Greene was heavily in debt as the result of personally guaranteeing payment for his troop supplies in the closing days of the war, and he was struggling to reclaim old rice fields at Mulberry Grove and recoup his fortune when he died suddenly of a stroke in 1786. His widow, the beautiful and elegant Catherine, carried through her husband’s plans for Dungcness, and in 1803 moved her family (including a second husband) into the massive house that rose far above the trees at the south end of Cumberland. Dungeness was made of tabby (a concretelike mixture of limestone and oyster shells), and it was truly enormous, containing thirty rooms and standing four stories high forty feet from the cellar sloncs with walls six feet thick at the base. There were four chimneys and sixteen fireplaces, and twenty rooms above the first floor. It was a tremendous and expensive undertaking for the time and the place, and the house was never finished. Someone invented the story that an old Greene family superstition forbade finishing the house, but the truth is that neither Catherine nor her second husband, Phineas Miller, ever had the monev. The house was situated on a huge shell midden, and it was visible for miles. It became, almost immediately, one of the most famous plantation residences of the islands, an elegantly appointed house surrounded by an enclosed twelve-acre garden of tropical and semitropical plants, including crepe myrtle, sage palms, orange, clove, and fig trees, rubber plants, date palms, camphor and coffee trees, Portuguese laurel, guava, lime, citron, pomegranate, and many, many others. East of the house was a grove of eight hundred olive trees, and south, beyond the garden, a littie spit of land extended into the marsh where live oaks, festooned with Spanish moss, formed a natural canopy to shade out the hot Georgia sun. It was to this cool, relaxing spot, which the Greene children called the Park, that the family would retire at the end of the day.
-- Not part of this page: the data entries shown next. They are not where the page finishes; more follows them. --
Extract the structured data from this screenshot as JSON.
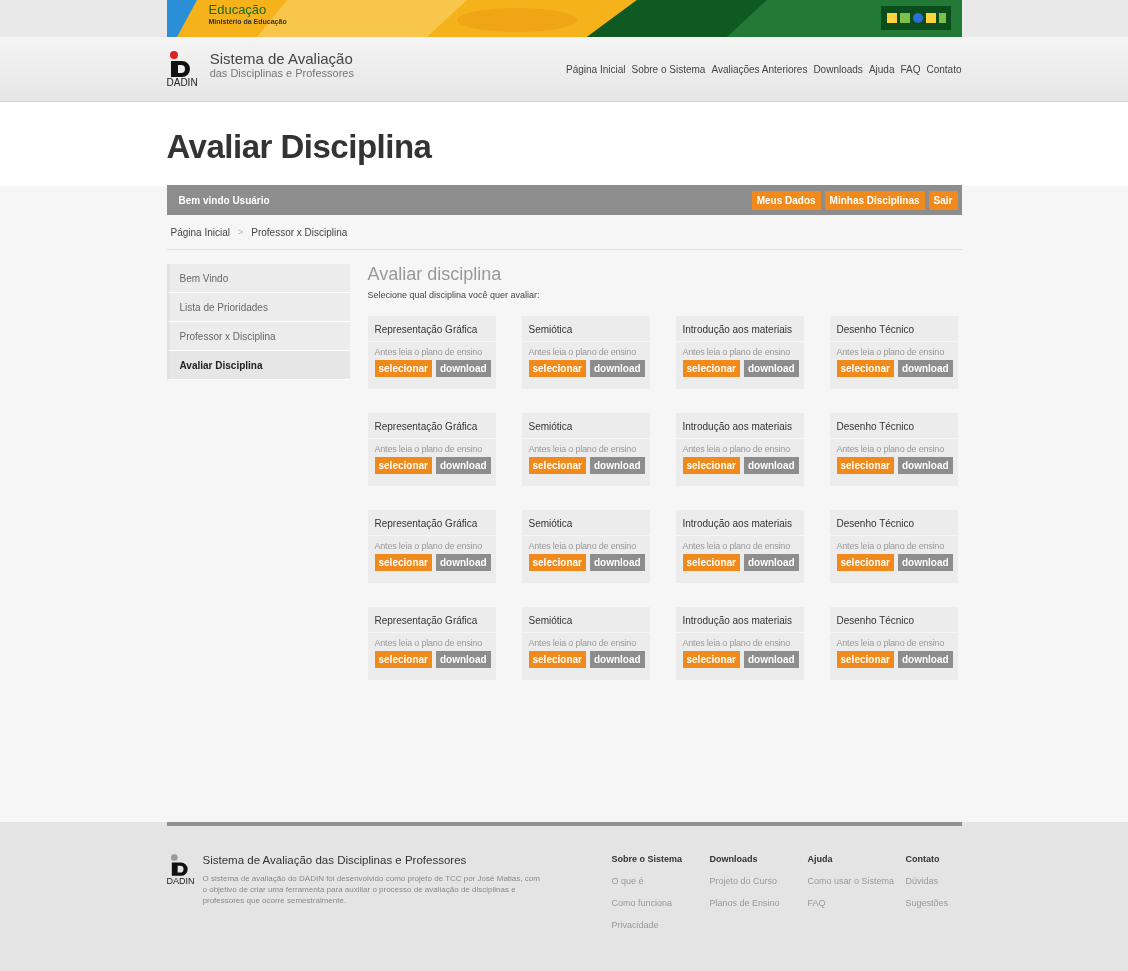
{
  "banner": {
    "title": "Educação",
    "subtitle": "Ministério da Educação"
  },
  "header": {
    "logo_text": "DADIN",
    "site_title": "Sistema de Avaliação",
    "site_subtitle": "das Disciplinas e Professores",
    "nav": [
      "Página Inicial",
      "Sobre o Sistema",
      "Avaliações Anteriores",
      "Downloads",
      "Ajuda",
      "FAQ",
      "Contato"
    ]
  },
  "page_title": "Avaliar Disciplina",
  "user_bar": {
    "greeting": "Bem vindo Usuário",
    "buttons": [
      "Meus Dados",
      "Minhas Disciplinas",
      "Sair"
    ]
  },
  "breadcrumb": {
    "items": [
      "Página Inicial",
      "Professor x Disciplina"
    ],
    "separator": ">"
  },
  "sidebar": {
    "items": [
      {
        "label": "Bem Vindo",
        "selected": false
      },
      {
        "label": "Lista de Prioridades",
        "selected": false
      },
      {
        "label": "Professor x Disciplina",
        "selected": false
      },
      {
        "label": "Avaliar Disciplina",
        "selected": true
      }
    ]
  },
  "main": {
    "heading": "Avaliar disciplina",
    "intro": "Selecione qual disciplina você quer avaliar:",
    "cards": [
      {
        "name": "Representação Gráfica",
        "note": "Antes leia o plano de ensino",
        "select": "selecionar",
        "download": "download"
      },
      {
        "name": "Semiótica",
        "note": "Antes leia o plano de ensino",
        "select": "selecionar",
        "download": "download"
      },
      {
        "name": "Introdução aos materiais",
        "note": "Antes leia o plano de ensino",
        "select": "selecionar",
        "download": "download"
      },
      {
        "name": "Desenho Técnico",
        "note": "Antes leia o plano de ensino",
        "select": "selecionar",
        "download": "download"
      },
      {
        "name": "Representação Gráfica",
        "note": "Antes leia o plano de ensino",
        "select": "selecionar",
        "download": "download"
      },
      {
        "name": "Semiótica",
        "note": "Antes leia o plano de ensino",
        "select": "selecionar",
        "download": "download"
      },
      {
        "name": "Introdução aos materiais",
        "note": "Antes leia o plano de ensino",
        "select": "selecionar",
        "download": "download"
      },
      {
        "name": "Desenho Técnico",
        "note": "Antes leia o plano de ensino",
        "select": "selecionar",
        "download": "download"
      },
      {
        "name": "Representação Gráfica",
        "note": "Antes leia o plano de ensino",
        "select": "selecionar",
        "download": "download"
      },
      {
        "name": "Semiótica",
        "note": "Antes leia o plano de ensino",
        "select": "selecionar",
        "download": "download"
      },
      {
        "name": "Introdução aos materiais",
        "note": "Antes leia o plano de ensino",
        "select": "selecionar",
        "download": "download"
      },
      {
        "name": "Desenho Técnico",
        "note": "Antes leia o plano de ensino",
        "select": "selecionar",
        "download": "download"
      },
      {
        "name": "Representação Gráfica",
        "note": "Antes leia o plano de ensino",
        "select": "selecionar",
        "download": "download"
      },
      {
        "name": "Semiótica",
        "note": "Antes leia o plano de ensino",
        "select": "selecionar",
        "download": "download"
      },
      {
        "name": "Introdução aos materiais",
        "note": "Antes leia o plano de ensino",
        "select": "selecionar",
        "download": "download"
      },
      {
        "name": "Desenho Técnico",
        "note": "Antes leia o plano de ensino",
        "select": "selecionar",
        "download": "download"
      }
    ]
  },
  "footer": {
    "logo_text": "DADIN",
    "title": "Sistema de Avaliação das Disciplinas e Professores",
    "description": "O sistema de avaliação do DADIN foi desenvolvido como projeto de TCC por José Matias, com o objetivo de criar uma ferramenta para auxiliar o processo de avaliação de disciplinas e professores que ocorre semestralmente.",
    "columns": [
      {
        "heading": "Sobre o Sistema",
        "links": [
          "O que é",
          "Como funciona",
          "Privacidade"
        ]
      },
      {
        "heading": "Downloads",
        "links": [
          "Projeto do Curso",
          "Planos de Ensino"
        ]
      },
      {
        "heading": "Ajuda",
        "links": [
          "Como usar o Sistema",
          "FAQ"
        ]
      },
      {
        "heading": "Contato",
        "links": [
          "Dúvidas",
          "Sugestões"
        ]
      }
    ]
  }
}
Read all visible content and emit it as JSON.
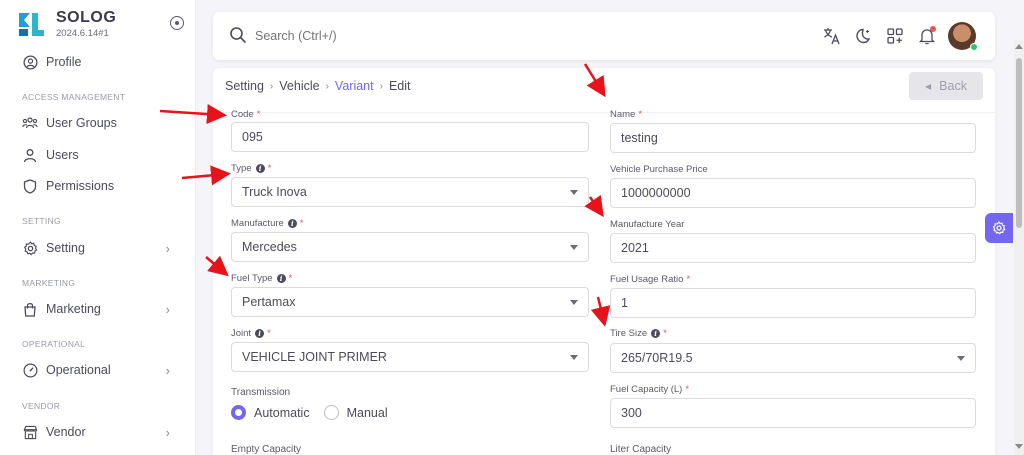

All in all, Dungeness was an enchanting place, and Catherine Greene-Miller was a lavish hostess. Few weeks went by without at least two or three houseguests present. Kitty, as many of her friends called her, was a beautiful and sophisticated woman, a friend of many of the most illustrious patriots of the American Revolution. She was one of the handful of women who had borne the bitter winter at Valley Forge, gaining there the admiration and friendship not only of Washington but of Lafayette, Anthony Wayne, von Steuben, and Kosciusko as well. But no person as lovely and popular as Kitty Greene could long remain without enemies, and soon after General Greene died, she was linked romantically with Anthony—“Mad Anthony”—Wayne. The republican farmers of Georgia, who disliked Mrs. Greene for her aristocratic, federalist leanings, quickly spread the rumor that she and Wayne had been having an affair long before Greene died. Later the rumor was broadened to a version that had Kitty and Wayne murdering the General with a butcher knife.
But Catherine Greene was no murderess. She was a highly intelligent woman, strong-willed and accustomed to getting her way, yet accustomed also to hardships and disappointment. She had the knack of turning friendships—even casual ones—into extremely intimate relationships, and, of course, this was always interpreted in the basest physical terms by the local citizenry. Furthermore, Kitty was from Rhode Island, and most of her friends were Yankees, including Eli Whitney, who invented the cotton gin at Mulberry Grove in 1793. It was Catherine Greene who originally encouraged Whitney to work on the gin, and popular lore even credits her with a hand in the invention. When Whitney was perplexed over how to sweep the gin teeth clean, it is said that Mrs. Greene remarked, “Why Eli, you need a brush,” and flicked the lint from the teeth with her hairbrush.
It was Catherine’s second husband, Phineas Miller, who formed the illfated partnership with Whitney to manufacture and sell the gin. The innumerable lawsuits and trials of Miller & Whitney to protect their patent are too well-known to detail, but it was the frustration of dealing with the shrewd, unscrupulous backwoods Georgia farmers that led Whitney ultimately to observe: “I have a set of the most Depraved villains to combat and I might as well go to Hell in search of Happiness as apply to a Georgia Court for Justice.”